The seventh named tropical cyclone of the North Atlantic Ocean has formed, and like some others this season, it has broken a record.
The seventh named tropical cyclone of the North Atlantic Ocean has formed, and like some others this season, it has broken a record. NASA’s Aqua satellite provided a look at the small record-breaker.
The National Hurricane Center (NHC) reports that Gonzalo is the earliest seventh named storm on record in the Atlantic basin, beating Gert of 2005 by 2 days. Tropical Depression Seven formed on July 21 by 5 p.m. EDT in the Central North Atlantic Ocean, and by 8:50 a.m. EDT on July 22 it strengthened into a tropical storm and was renamed Gonzalo.
One of the ways NASA researches tropical cyclones is using infrared data that provides temperature information. The AIRS instrument aboard NASA’s Aqua satellite captured a look at those temperatures in Gonzalo and gave insight into the size of the storm and its rainfall potential.

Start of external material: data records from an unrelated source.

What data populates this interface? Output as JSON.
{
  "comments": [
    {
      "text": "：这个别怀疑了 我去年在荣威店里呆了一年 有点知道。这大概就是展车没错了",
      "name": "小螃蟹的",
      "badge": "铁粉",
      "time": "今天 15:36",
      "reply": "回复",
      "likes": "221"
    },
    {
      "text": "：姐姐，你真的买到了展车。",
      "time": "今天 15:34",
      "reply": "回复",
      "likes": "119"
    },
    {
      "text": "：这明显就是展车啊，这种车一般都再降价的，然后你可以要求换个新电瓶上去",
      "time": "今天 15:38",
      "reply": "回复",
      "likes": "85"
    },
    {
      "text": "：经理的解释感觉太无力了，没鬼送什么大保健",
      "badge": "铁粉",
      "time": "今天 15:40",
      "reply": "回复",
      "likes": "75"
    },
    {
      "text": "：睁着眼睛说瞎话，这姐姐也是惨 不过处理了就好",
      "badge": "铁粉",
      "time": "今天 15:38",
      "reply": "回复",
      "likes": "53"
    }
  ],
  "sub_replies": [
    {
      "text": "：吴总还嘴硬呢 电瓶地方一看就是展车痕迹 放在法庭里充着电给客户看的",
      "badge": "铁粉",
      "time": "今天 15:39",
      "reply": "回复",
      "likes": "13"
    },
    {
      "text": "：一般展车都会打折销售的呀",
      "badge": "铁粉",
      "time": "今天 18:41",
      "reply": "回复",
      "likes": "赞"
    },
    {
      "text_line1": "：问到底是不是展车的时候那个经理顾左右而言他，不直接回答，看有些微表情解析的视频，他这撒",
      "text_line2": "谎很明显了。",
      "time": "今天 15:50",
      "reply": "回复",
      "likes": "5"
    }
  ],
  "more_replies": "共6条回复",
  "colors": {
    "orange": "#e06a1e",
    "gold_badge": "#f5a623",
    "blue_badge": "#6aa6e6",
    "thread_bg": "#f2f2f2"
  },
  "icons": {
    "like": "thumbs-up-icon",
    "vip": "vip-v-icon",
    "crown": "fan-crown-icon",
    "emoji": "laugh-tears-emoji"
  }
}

Cloud top temperatures provide information to forecasters about where the strongest storms are located within a tropical cyclone. Tropical cyclones do not always have uniform strength, and some sides have stronger sides than others. The stronger the storms, the higher they extend into the troposphere, and the colder the cloud temperatures. NASA provides that data to forecasters at NOAA’s National Hurricane Center or NHC so they can incorporate it in their forecasting.
Read more at NASA/Goddard Space Flight Center
Image: On July 22 at 12:11 a.m. EDT (0411 UTC) NASA's Aqua satellite analyzed Tropical Storm Gonzalo using the Atmospheric Infrared Sounder or AIRS instrument. AIRS found coldest cloud top temperatures as cold as or colder than (purple) minus 63 degrees Fahrenheit (minus 53 degrees Celsius). (Credit: NASA JPL/Heidar Thrastarson)